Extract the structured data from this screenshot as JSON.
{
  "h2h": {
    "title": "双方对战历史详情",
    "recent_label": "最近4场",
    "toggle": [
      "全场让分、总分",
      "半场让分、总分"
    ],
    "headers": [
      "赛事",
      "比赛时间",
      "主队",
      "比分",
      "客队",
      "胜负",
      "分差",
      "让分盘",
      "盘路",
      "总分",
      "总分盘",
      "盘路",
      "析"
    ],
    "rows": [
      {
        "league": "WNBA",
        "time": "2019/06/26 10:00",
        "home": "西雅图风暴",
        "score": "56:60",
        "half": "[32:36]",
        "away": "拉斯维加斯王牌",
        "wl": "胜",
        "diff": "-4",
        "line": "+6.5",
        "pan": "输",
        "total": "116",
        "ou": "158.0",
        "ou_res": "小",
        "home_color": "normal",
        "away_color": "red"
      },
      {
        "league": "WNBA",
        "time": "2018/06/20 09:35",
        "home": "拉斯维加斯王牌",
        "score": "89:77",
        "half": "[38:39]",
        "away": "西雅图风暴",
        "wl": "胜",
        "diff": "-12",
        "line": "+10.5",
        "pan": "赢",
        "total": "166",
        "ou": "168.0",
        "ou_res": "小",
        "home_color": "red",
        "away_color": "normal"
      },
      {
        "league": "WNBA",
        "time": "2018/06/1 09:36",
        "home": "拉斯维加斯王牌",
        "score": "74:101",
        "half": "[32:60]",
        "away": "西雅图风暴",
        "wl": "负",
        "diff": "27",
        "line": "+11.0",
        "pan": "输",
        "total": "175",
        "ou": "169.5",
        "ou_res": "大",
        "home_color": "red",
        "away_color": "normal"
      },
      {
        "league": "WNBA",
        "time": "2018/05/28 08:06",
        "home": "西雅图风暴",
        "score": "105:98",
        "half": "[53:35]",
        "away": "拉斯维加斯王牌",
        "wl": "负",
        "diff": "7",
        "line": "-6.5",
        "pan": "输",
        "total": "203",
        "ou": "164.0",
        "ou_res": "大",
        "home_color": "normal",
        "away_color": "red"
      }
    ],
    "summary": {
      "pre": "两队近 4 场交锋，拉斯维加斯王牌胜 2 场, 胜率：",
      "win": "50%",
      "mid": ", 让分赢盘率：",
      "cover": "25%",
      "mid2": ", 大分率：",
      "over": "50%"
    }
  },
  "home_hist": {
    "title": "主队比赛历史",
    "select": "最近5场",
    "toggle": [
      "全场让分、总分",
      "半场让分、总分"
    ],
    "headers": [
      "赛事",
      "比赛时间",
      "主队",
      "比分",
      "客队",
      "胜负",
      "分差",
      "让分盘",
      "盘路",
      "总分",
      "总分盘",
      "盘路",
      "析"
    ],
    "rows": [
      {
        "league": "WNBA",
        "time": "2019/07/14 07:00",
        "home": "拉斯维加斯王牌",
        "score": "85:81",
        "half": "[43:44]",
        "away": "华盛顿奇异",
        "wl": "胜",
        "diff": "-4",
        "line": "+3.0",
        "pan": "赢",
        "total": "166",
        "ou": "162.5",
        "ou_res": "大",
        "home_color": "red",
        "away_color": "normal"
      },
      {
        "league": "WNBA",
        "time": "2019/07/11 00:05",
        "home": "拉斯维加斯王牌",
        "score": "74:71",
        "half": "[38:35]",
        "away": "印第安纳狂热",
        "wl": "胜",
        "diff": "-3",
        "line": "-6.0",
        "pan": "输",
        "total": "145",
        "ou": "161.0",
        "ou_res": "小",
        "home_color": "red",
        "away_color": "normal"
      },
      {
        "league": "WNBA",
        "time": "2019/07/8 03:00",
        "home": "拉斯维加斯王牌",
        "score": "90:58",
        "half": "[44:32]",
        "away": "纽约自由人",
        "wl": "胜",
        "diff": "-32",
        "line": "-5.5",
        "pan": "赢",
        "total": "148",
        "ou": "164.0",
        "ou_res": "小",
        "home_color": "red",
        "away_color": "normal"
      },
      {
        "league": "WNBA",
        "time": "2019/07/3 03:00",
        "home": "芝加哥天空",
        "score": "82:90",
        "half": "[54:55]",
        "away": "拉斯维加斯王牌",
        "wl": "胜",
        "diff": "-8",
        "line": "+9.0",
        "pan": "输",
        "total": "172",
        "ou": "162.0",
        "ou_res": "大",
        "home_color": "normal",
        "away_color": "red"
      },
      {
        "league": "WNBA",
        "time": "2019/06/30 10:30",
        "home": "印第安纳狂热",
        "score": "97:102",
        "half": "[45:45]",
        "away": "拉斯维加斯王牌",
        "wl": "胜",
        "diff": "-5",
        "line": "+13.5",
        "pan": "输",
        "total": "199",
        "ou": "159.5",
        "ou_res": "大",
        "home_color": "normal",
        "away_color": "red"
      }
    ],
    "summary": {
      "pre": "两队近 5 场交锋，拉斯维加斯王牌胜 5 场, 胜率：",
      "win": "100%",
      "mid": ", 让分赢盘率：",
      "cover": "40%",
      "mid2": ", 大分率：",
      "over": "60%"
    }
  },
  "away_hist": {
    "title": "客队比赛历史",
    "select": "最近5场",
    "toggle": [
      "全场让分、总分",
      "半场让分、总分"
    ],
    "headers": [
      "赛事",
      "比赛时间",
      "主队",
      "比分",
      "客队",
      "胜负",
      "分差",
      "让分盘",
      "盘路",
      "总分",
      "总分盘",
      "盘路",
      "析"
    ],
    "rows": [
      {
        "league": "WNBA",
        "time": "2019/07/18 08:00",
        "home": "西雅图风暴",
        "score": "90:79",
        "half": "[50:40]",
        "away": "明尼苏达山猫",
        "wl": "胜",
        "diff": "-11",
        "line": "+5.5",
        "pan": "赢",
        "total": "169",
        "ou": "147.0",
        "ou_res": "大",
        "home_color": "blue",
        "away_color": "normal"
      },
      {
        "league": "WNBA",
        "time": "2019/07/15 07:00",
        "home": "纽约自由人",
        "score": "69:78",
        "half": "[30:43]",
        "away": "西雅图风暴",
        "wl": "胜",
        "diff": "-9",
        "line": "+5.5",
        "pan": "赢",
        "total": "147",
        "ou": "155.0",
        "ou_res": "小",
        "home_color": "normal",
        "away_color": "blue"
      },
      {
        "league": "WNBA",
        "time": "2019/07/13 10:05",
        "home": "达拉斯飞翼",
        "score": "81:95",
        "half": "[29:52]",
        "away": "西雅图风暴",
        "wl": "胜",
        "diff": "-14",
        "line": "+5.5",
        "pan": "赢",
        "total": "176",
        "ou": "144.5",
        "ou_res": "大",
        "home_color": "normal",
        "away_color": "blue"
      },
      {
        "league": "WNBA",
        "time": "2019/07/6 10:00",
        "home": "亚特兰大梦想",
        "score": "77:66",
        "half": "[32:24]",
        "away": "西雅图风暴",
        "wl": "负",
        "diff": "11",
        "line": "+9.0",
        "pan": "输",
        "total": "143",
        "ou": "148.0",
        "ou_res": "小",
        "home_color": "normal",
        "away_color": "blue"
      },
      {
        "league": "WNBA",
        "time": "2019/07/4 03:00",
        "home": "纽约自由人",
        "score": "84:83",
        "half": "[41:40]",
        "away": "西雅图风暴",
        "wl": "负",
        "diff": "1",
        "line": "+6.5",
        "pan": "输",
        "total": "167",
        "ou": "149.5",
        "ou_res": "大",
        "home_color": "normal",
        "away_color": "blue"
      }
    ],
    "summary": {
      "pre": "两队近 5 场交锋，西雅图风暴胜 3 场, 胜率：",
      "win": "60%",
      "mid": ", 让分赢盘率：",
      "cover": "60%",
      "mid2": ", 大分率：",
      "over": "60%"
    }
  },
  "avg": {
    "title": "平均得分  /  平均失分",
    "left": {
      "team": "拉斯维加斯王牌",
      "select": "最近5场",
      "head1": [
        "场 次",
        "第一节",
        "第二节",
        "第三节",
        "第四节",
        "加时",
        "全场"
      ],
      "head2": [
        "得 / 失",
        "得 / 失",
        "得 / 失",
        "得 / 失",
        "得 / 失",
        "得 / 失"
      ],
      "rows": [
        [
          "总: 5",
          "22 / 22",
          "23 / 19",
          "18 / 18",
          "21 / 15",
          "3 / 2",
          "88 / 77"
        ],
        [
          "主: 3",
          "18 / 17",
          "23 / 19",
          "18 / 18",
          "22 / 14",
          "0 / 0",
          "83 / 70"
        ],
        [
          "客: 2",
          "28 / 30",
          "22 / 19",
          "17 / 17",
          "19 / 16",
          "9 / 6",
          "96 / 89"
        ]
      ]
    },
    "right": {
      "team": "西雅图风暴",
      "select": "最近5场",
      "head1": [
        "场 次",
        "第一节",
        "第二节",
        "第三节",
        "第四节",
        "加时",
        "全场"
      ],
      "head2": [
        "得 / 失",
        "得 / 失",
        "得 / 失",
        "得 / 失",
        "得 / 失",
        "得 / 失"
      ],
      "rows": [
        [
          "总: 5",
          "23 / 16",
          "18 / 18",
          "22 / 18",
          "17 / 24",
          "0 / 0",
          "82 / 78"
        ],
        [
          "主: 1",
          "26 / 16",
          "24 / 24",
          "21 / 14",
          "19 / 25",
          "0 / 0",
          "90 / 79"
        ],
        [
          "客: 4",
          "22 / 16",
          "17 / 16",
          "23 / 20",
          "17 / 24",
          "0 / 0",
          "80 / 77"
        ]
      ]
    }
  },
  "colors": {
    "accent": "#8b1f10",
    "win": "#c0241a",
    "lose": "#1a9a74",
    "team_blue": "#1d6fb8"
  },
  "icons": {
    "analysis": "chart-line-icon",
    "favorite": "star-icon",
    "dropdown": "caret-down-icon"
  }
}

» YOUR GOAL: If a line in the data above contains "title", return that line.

» TASK RESULT:
    "title": "双方对战历史详情",
    "title": "主队比赛历史",
    "title": "客队比赛历史",
    "title": "平均得分  /  平均失分",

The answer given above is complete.